Recently in the New Yorker, Seymour Hersh, who was instrumental in exposing the My Lai massacre, decried the failure of the corporate media, especially the four major television networks, to report the Blade’s findings or launch their own investigations into the official cover-up. (Since then, ABC news and Ted Koppel’s Nightline have both covered the subject.) He also reminds us that the Army concealed the details of another large massacre of civilians at the village of My Khe 4, near My Lai on the very day in 1968 when the more infamous massacre took place.

Moreover, the Tiger Force story is the third major war crimes’ revelation in the last few years to encounter apathy in the media and/or indifference and contempt in Washington.

In 1999, a team of investigative reporters from the Associated Press broke the story of a horrific massacre of hundreds of unarmed Korean civilians by U.S. troops in July 1950. It occurred at a stone bridge near the village of No Gun Ri and the unit involved was Custer’s old outfit, the 7th Calvary regiment.

As one veteran told the AP, “There was lieutenant screaming like a madman, fire on everything, kill ’em all. …. Kids, there was kids out there, it didn’t matter what it was, eight to eighty, blind, crippled or crazy, they shot them all.” Another ex-soldier was haunted by the memory of a terrified child: “She came running toward us. You should have seen guys trying to kill that little girl.

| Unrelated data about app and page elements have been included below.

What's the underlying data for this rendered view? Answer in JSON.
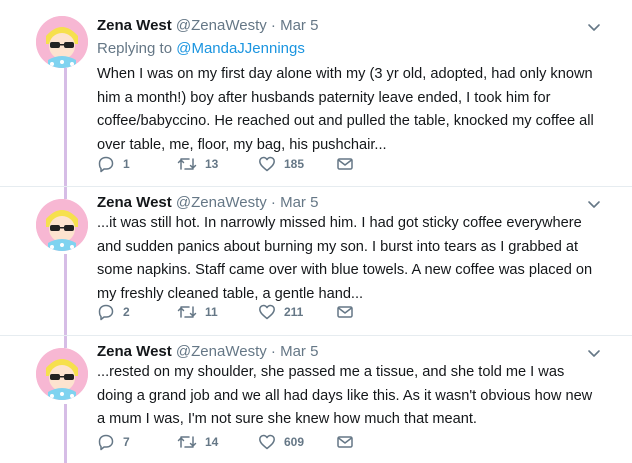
{
  "tweets": [
    {
      "name": "Zena West",
      "handle": "@ZenaWesty",
      "separator": "·",
      "date": "Mar 5",
      "replying_prefix": "Replying to ",
      "replying_to": "@MandaJJennings",
      "text": "When I was on my first day alone with my (3 yr old, adopted, had only known him a month!) boy after husbands paternity leave ended, I took him for coffee/babyccino. He reached out and pulled the table, knocked my coffee all over table, me, floor, my bag, his pushchair...",
      "replies": "1",
      "retweets": "13",
      "likes": "185"
    },
    {
      "name": "Zena West",
      "handle": "@ZenaWesty",
      "separator": "·",
      "date": "Mar 5",
      "text": "...it was still hot. In narrowly missed him. I had got sticky coffee everywhere and sudden panics about burning my son. I burst into tears as I grabbed at some napkins. Staff came over with blue towels. A new coffee was placed on my freshly cleaned table, a gentle hand...",
      "replies": "2",
      "retweets": "11",
      "likes": "211"
    },
    {
      "name": "Zena West",
      "handle": "@ZenaWesty",
      "separator": "·",
      "date": "Mar 5",
      "text": "...rested on my shoulder, she passed me a tissue, and she told me I was doing a grand job and we all had days like this. As it wasn't obvious how new a mum I was, I'm not sure she knew how much that meant.",
      "replies": "7",
      "retweets": "14",
      "likes": "609"
    }
  ],
  "colors": {
    "thread_line": "#d6bde6",
    "link": "#1b95e0",
    "muted": "#657786",
    "avatar_bg": "#f7b7d3"
  },
  "icons": [
    "reply-icon",
    "retweet-icon",
    "like-icon",
    "message-icon",
    "chevron-down-icon"
  ]
}
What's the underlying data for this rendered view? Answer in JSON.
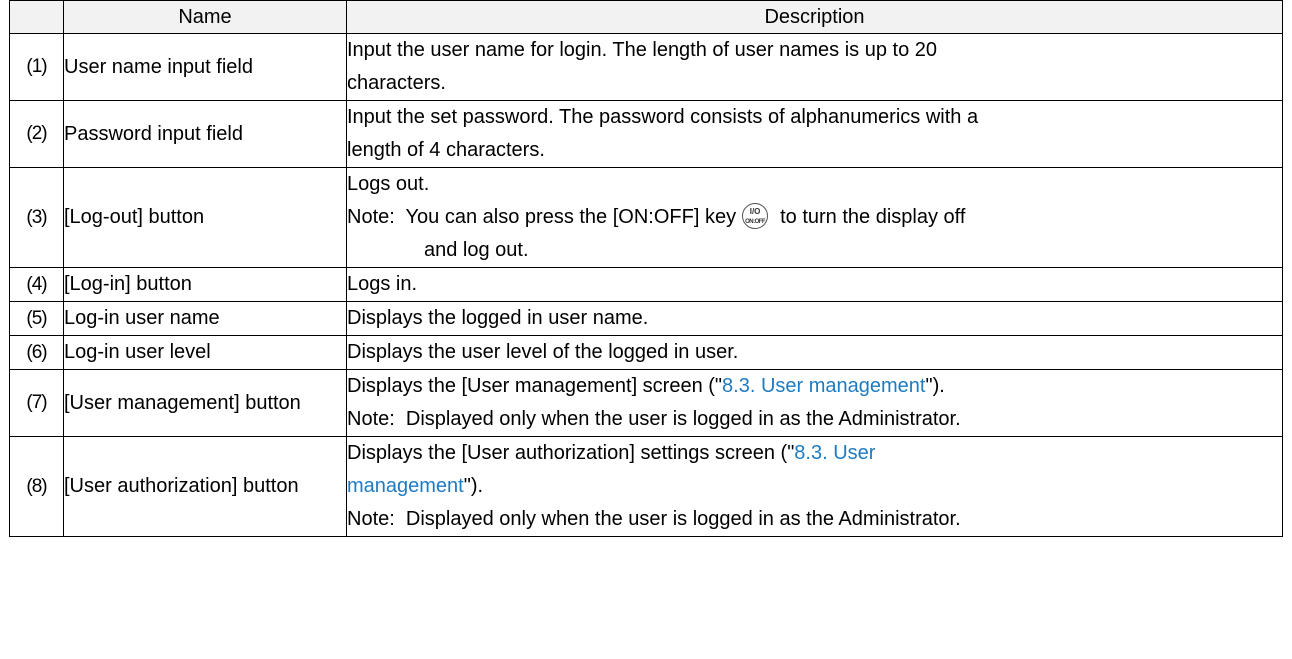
{
  "header": {
    "num": "",
    "name": "Name",
    "description": "Description"
  },
  "rows": [
    {
      "num": "(1)",
      "name": "User name input field",
      "desc": [
        "Input the user name for login. The length of user names is up to 20",
        "characters."
      ]
    },
    {
      "num": "(2)",
      "name": "Password input field",
      "desc": [
        "Input the set password. The password consists of alphanumerics with a",
        "length of 4 characters."
      ]
    },
    {
      "num": "(3)",
      "name": "[Log-out] button",
      "desc_line1": "Logs out.",
      "note_before_icon": "Note:  You can also press the [ON:OFF] key",
      "icon_text_top": "I/O",
      "icon_text_bottom": "ON:OFF",
      "note_after_icon": "to turn the display off",
      "note_cont": "and log out."
    },
    {
      "num": "(4)",
      "name": "[Log-in] button",
      "desc": [
        "Logs in."
      ]
    },
    {
      "num": "(5)",
      "name": "Log-in user name",
      "desc": [
        "Displays the logged in user name."
      ]
    },
    {
      "num": "(6)",
      "name": "Log-in user level",
      "desc": [
        "Displays the user level of the logged in user."
      ]
    },
    {
      "num": "(7)",
      "name": "[User management] button",
      "line1_before": "Displays the [User management] screen (\"",
      "line1_link": "8.3. User management",
      "line1_after": "\").",
      "note": "Note:  Displayed only when the user is logged in as the Administrator."
    },
    {
      "num": "(8)",
      "name": "[User authorization] button",
      "line1_before": "Displays the [User authorization] settings screen (\"",
      "line1_link": "8.3. User",
      "line2_link": "management",
      "line2_after": "\").",
      "note": "Note:  Displayed only when the user is logged in as the Administrator."
    }
  ],
  "colors": {
    "link": "#1f7bc1",
    "header_bg": "#f2f2f2"
  },
  "icons": {
    "power_key": "on-off-key-icon"
  }
}
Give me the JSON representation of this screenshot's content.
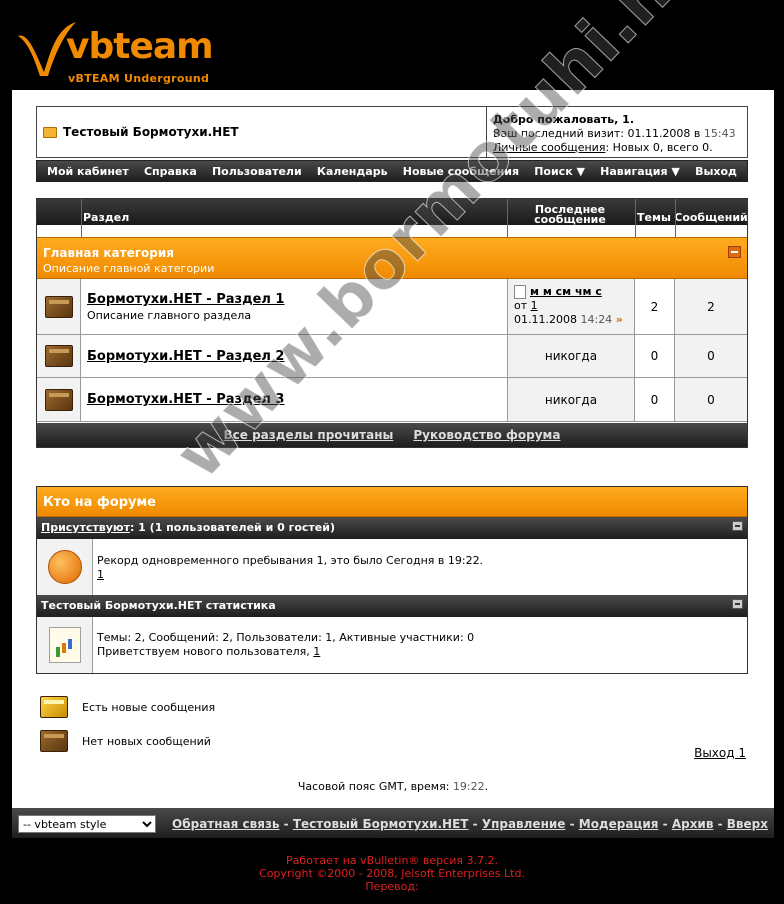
{
  "logo": {
    "brand": "vbteam",
    "subtitle": "vBTEAM Underground"
  },
  "header": {
    "forum_name": "Тестовый Бормотухи.НЕТ",
    "welcome": "Добро пожаловать, 1.",
    "last_visit_label": "Ваш последний визит: 01.11.2008 в",
    "last_visit_time": "15:43",
    "pm_link": "Личные сообщения",
    "pm_counts": ": Новых 0, всего 0."
  },
  "navbar": [
    "Мой кабинет",
    "Справка",
    "Пользователи",
    "Календарь",
    "Новые сообщения",
    "Поиск",
    "Навигация",
    "Выход"
  ],
  "forum_table": {
    "col_section": "Раздел",
    "col_last_post": "Последнее сообщение",
    "col_threads": "Темы",
    "col_posts": "Сообщений",
    "category": {
      "title": "Главная категория",
      "description": "Описание главной категории"
    },
    "forums": [
      {
        "title": "Бормотухи.НЕТ - Раздел 1",
        "description": "Описание главного раздела",
        "last_post_title": "м м см чм с",
        "last_post_from": "от",
        "last_post_user": "1",
        "last_post_date": "01.11.2008",
        "last_post_time": "14:24",
        "threads": "2",
        "posts": "2"
      },
      {
        "title": "Бормотухи.НЕТ - Раздел 2",
        "last_post": "никогда",
        "threads": "0",
        "posts": "0"
      },
      {
        "title": "Бормотухи.НЕТ - Раздел 3",
        "last_post": "никогда",
        "threads": "0",
        "posts": "0"
      }
    ],
    "footer_links": [
      "Все разделы прочитаны",
      "Руководство форума"
    ]
  },
  "whos_online": {
    "title": "Кто на форуме",
    "present_label": "Присутствуют",
    "present_text": ": 1 (1 пользователей и 0 гостей)",
    "record_text": "Рекорд одновременного пребывания 1, это было Сегодня в 19:22.",
    "record_user": "1",
    "stats_title": "Тестовый Бормотухи.НЕТ статистика",
    "stats_text": "Темы: 2, Сообщений: 2, Пользователи: 1, Активные участники: 0",
    "welcome_new": "Приветствуем нового пользователя,",
    "welcome_new_user": "1"
  },
  "legend": {
    "new_posts": "Есть новые сообщения",
    "no_new_posts": "Нет новых сообщений"
  },
  "logout": "Выход 1",
  "timezone": {
    "label": "Часовой пояс GMT, время:",
    "time": "19:22",
    "end": "."
  },
  "footer": {
    "style_select": "-- vbteam style",
    "links": [
      "Обратная связь",
      "Тестовый Бормотухи.НЕТ",
      "Управление",
      "Модерация",
      "Архив",
      "Вверх"
    ]
  },
  "copyright": {
    "line1": "Работает на vBulletin® версия 3.7.2.",
    "line2": "Copyright ©2000 - 2008, Jelsoft Enterprises Ltd.",
    "line3": "Перевод:"
  },
  "watermark": "www.bormotuhi.net",
  "colors": {
    "accent_orange": "#f08a00",
    "page_bg": "#000000",
    "footer_red": "#e02020"
  }
}
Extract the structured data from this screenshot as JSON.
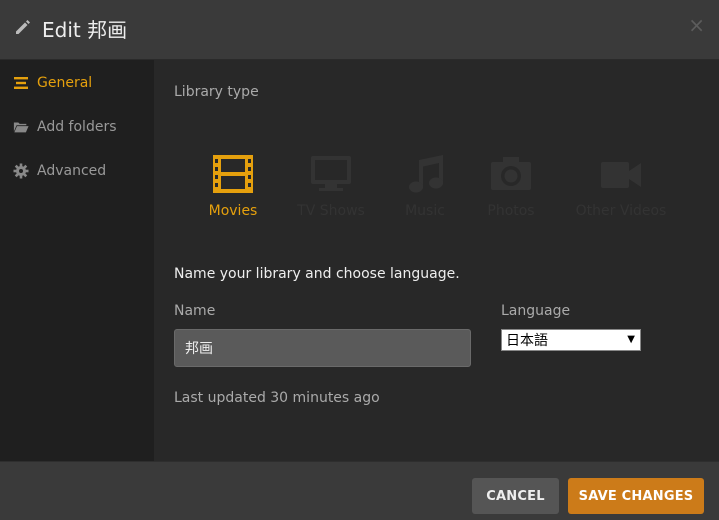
{
  "header": {
    "title": "Edit 邦画",
    "close_label": "×"
  },
  "sidebar": {
    "items": [
      {
        "label": "General",
        "icon": "menu-lines-icon",
        "active": true
      },
      {
        "label": "Add folders",
        "icon": "folder-icon",
        "active": false
      },
      {
        "label": "Advanced",
        "icon": "gear-icon",
        "active": false
      }
    ]
  },
  "content": {
    "library_type_label": "Library type",
    "types": [
      {
        "label": "Movies",
        "icon": "film-icon",
        "active": true
      },
      {
        "label": "TV Shows",
        "icon": "tv-icon",
        "active": false
      },
      {
        "label": "Music",
        "icon": "music-note-icon",
        "active": false
      },
      {
        "label": "Photos",
        "icon": "camera-icon",
        "active": false
      },
      {
        "label": "Other Videos",
        "icon": "video-camera-icon",
        "active": false
      }
    ],
    "subheading": "Name your library and choose language.",
    "name_label": "Name",
    "name_value": "邦画",
    "language_label": "Language",
    "language_value": "日本語",
    "last_updated": "Last updated 30 minutes ago"
  },
  "footer": {
    "cancel_label": "CANCEL",
    "save_label": "SAVE CHANGES"
  },
  "colors": {
    "accent": "#e5a00d",
    "save_button": "#cc7b19"
  }
}
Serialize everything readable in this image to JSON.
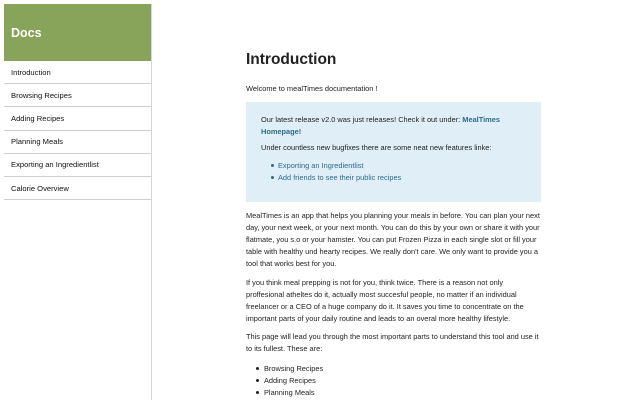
{
  "sidebar": {
    "title": "Docs",
    "items": [
      {
        "label": "Introduction"
      },
      {
        "label": "Browsing Recipes"
      },
      {
        "label": "Adding Recipes"
      },
      {
        "label": "Planning Meals"
      },
      {
        "label": "Exporting an Ingredientlist"
      },
      {
        "label": "Calorie Overview"
      }
    ]
  },
  "main": {
    "title": "Introduction",
    "welcome": "Welcome to mealTimes documentation !",
    "callout": {
      "release_text": "Our latest release v2.0 was just releases! Check it out under: ",
      "homepage_link": "MealTimes Homepage!",
      "features_intro": "Under countless new bugfixes there are some neat new features linke:",
      "features": [
        "Exporting an Ingredientlist",
        "Add friends to see their public recipes"
      ]
    },
    "paragraphs": [
      "MealTimes is an app that helps you planning your meals in before. You can plan your next day, your next week, or your next month. You can do this by your own or share it with your flatmate, you s.o or your hamster. You can put Frozen Pizza in each single slot or fill your table with healthy und hearty recipes. We really don't care. We only want to provide you a tool that works best for you.",
      "If you think meal prepping is not for you, think twice. There is a reason not only proffesional atheltes do it, actually most succesful people, no matter if an individual freelancer or a CEO of a huge company do it. It saves you time to concentrate on the important parts of your daily routine and leads to an overal more healthy lifestyle.",
      "This page will lead you through the most important parts to understand this tool and use it to its fullest. These are:"
    ],
    "parts": [
      "Browsing Recipes",
      "Adding Recipes",
      "Planning Meals"
    ]
  },
  "colors": {
    "sidebar_header": "#88a35a",
    "callout_background": "#dfeef7",
    "link": "#2f6a8d"
  }
}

With machine guns.”

A reluctant Pentagon Inquiry into this Korean version of the Wounded Knee Massacre acknowledged that there was a civilian toll but cited very low figures for the dead and then dismissed it as “an unfortunate tragedy inherent in war,” despite overwhelming evidence of a deliberate U.S. policy of bombing and strafing refugee columns. The Bridge at No Gun Ri (2001), by the three Pulitzer Prize-winning AP journalists, currently languishes at near 600,000 on the Amazon sales index.

Likewise there has been little enduring outrage that a confessed war criminal, Bob Kerrey, reigns as president of New York City’s once liberal New School University. In 2001, the former Navy SEAL and ex-Senator from Nebraska was forced to concede, after years of lies, that the heroic engagement for which he received a Bronze Star in 1969 involved the massacre of a score of unarmed civilians, mainly women and children. “To describe it as an atrocity,” he admitted, “is pretty close to being right.”

The blue-collar ex-SEAL team member who revealed the truth about the killings at Than Phong under Kerrey’s command was publicly excoriated as a drunk and traitor, while powerful Democrats — led by Senators Max Cleland and John Kerry, both Vietnam veterans — circled the wagons to protect Kerrey from further investigation or possible prosecution. They argued that it was wrong to “blame the warrior instead of the war” and called for a “healing process.”

Indeed covering up American atrocities has proved a thoroughly bipartisan business. The Democrats, after all, are currently considering the bomber of Belgrade, General Wesley Clark, as their potential knight on a white horse. The Bush administration, meanwhile, blackmails governments everywhere with threats of aid cuts and trade sanctions unless they exempt U.S. troops from the jurisdiction of the new International Criminal Court.

The United States, of course, has good reason to claim immunity from the very Nuremburg principles it helped establish in 1946-47. American Special Forces troops, for example, were most probably complicit in the massacres of hundreds of Taliban prisoners by Northern Alliance warlords several years ago. Moreover, “collateral damage” to civilians is part and parcel of the new white man’s burden of “democratizing” the Middle East and making the world safe for Bechtel and Halliburton.

The Glantons thus still have their place in the scheme of Manifest Destiny, and the scalping parties that once howled in the wilderness of the Gila now threaten to range far and wide along the banks of the Euphrates and in the shadow of the Hindu Kush.

Mike Davis is the author of Dead Cities and the forthcoming Monster at the Door: The Global Threat of Avian Influenza (New Press 2005).

Copyright 2003 Mike Davis